_Action item_: Find the lines below in which the string "JSON" occurs. Copy each one.

Web page and app entries
+--
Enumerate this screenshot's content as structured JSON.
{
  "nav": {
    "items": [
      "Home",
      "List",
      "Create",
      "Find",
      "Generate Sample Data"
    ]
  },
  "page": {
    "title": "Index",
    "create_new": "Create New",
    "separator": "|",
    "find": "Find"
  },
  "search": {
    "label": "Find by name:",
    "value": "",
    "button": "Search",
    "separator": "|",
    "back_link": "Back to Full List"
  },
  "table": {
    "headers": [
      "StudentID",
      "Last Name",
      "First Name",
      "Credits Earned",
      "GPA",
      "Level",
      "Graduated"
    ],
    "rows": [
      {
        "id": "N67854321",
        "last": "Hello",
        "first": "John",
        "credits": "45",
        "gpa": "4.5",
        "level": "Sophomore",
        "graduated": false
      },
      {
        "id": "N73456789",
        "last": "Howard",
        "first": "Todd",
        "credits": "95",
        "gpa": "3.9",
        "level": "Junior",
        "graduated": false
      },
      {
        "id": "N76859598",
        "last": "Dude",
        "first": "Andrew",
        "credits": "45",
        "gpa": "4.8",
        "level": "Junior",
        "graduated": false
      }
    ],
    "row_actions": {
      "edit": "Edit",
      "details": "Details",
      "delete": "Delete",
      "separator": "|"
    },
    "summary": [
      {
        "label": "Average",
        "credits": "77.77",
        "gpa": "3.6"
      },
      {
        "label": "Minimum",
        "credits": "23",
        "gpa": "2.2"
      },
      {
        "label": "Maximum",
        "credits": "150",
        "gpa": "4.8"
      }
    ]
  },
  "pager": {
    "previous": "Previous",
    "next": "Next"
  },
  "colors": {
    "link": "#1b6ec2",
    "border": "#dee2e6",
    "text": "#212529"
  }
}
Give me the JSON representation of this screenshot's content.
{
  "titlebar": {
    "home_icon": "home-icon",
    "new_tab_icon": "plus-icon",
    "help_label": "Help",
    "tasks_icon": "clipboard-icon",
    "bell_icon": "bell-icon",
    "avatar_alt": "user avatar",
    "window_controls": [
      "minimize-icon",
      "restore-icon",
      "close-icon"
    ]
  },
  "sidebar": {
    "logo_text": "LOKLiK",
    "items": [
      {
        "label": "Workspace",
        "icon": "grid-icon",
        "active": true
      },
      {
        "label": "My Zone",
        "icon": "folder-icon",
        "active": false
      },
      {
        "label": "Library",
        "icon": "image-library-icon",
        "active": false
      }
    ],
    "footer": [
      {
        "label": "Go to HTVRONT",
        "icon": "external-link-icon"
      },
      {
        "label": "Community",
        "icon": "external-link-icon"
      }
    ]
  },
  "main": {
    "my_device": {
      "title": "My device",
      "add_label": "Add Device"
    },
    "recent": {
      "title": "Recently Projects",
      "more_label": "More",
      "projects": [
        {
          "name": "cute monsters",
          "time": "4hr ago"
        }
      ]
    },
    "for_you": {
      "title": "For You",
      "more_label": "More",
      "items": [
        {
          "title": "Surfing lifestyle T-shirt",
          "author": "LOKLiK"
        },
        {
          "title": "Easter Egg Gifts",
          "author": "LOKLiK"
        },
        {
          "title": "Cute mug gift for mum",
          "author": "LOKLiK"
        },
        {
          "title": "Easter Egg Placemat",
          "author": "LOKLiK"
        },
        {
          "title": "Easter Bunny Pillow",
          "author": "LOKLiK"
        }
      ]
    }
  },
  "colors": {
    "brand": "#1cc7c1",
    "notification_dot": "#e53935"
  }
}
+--
_Answer to this problem_:
Enumerate this screenshot's content as structured JSON.
Give me the JSON representation of this screenshot's content.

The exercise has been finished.